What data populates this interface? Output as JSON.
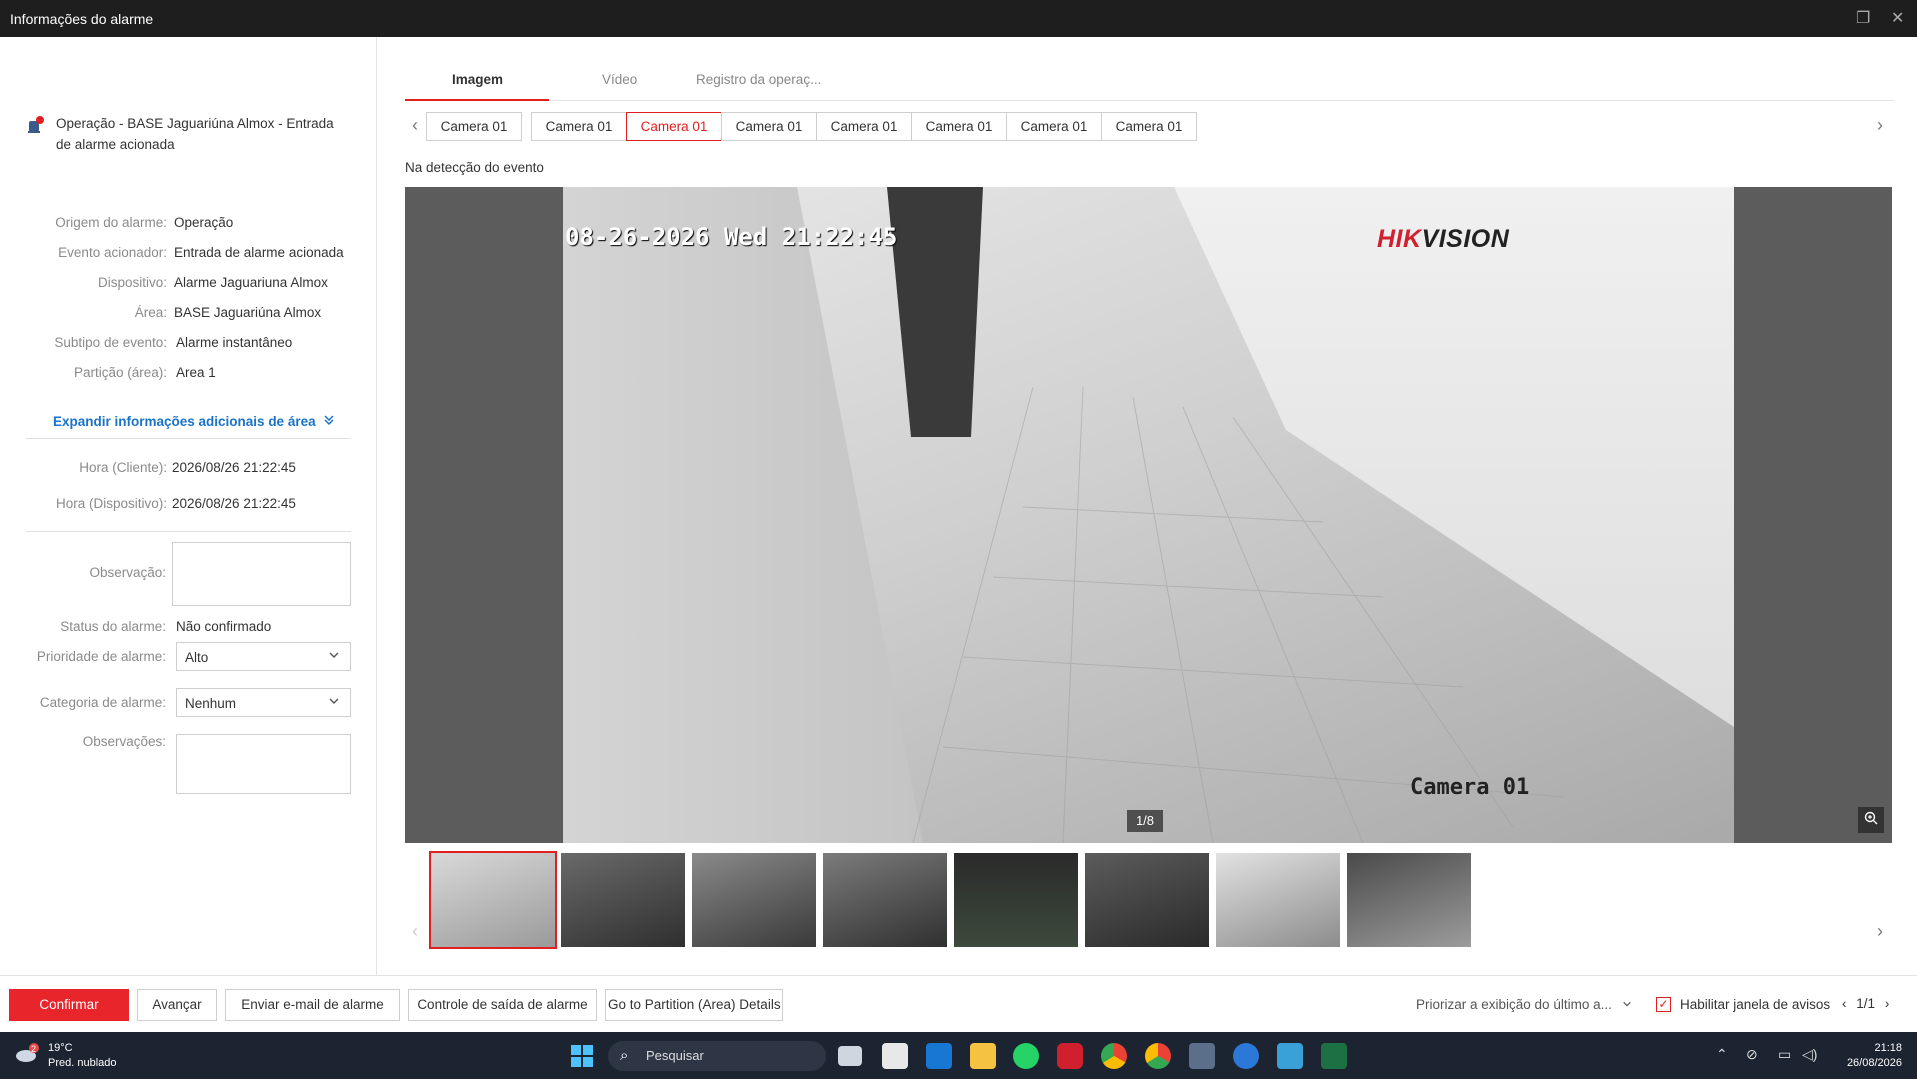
{
  "window": {
    "title": "Informações do alarme"
  },
  "alarm": {
    "heading": "Operação - BASE Jaguariúna Almox - Entrada de alarme acionada"
  },
  "info": [
    {
      "label": "Origem do alarme:",
      "value": "Operação"
    },
    {
      "label": "Evento acionador:",
      "value": "Entrada de alarme acionada"
    },
    {
      "label": "Dispositivo:",
      "value": "Alarme Jaguariuna Almox"
    },
    {
      "label": "Área:",
      "value": "BASE Jaguariúna Almox"
    },
    {
      "label": "Subtipo de evento:",
      "value": "Alarme instantâneo"
    },
    {
      "label": "Partição (área):",
      "value": "Area 1"
    }
  ],
  "expand_label": "Expandir informações adicionais de área",
  "times": [
    {
      "label": "Hora (Cliente):",
      "value": "2026/08/26 21:22:45"
    },
    {
      "label": "Hora (Dispositivo):",
      "value": "2026/08/26 21:22:45"
    }
  ],
  "form": {
    "observation_label": "Observação:",
    "status_label": "Status do alarme:",
    "status_value": "Não confirmado",
    "priority_label": "Prioridade de alarme:",
    "priority_value": "Alto",
    "category_label": "Categoria de alarme:",
    "category_value": "Nenhum",
    "notes_label": "Observações:"
  },
  "tabs": [
    "Imagem",
    "Vídeo",
    "Registro da operaç..."
  ],
  "cameras": [
    "Camera 01",
    "Camera 01",
    "Camera 01",
    "Camera 01",
    "Camera 01",
    "Camera 01",
    "Camera 01",
    "Camera 01"
  ],
  "active_camera_index": 2,
  "event_label": "Na detecção do evento",
  "viewer": {
    "osd_time": "08-26-2026 Wed 21:22:45",
    "brand_a": "HIK",
    "brand_b": "VISION",
    "osd_camera": "Camera 01",
    "counter": "1/8"
  },
  "thumbnail_count": 8,
  "bottom": {
    "confirm": "Confirmar",
    "advance": "Avançar",
    "send_email": "Enviar e-mail de alarme",
    "output_control": "Controle de saída de alarme",
    "partition_details": "Go to Partition (Area) Details",
    "prioritize": "Priorizar a exibição do último a...",
    "enable_popup": "Habilitar janela de avisos",
    "pager": "1/1"
  },
  "taskbar": {
    "weather_temp": "19°C",
    "weather_desc": "Pred. nublado",
    "weather_badge": "2",
    "search_placeholder": "Pesquisar",
    "time": "21:18",
    "date": "26/08/2026"
  },
  "colors": {
    "accent": "#e02020",
    "link": "#1a73c9",
    "titlebar": "#1e1e1e",
    "taskbar": "#1c2331"
  }
}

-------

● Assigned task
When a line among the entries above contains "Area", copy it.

● Answer section
      "value": "Area 1"
    "partition_details": "Go to Partition (Area) Details",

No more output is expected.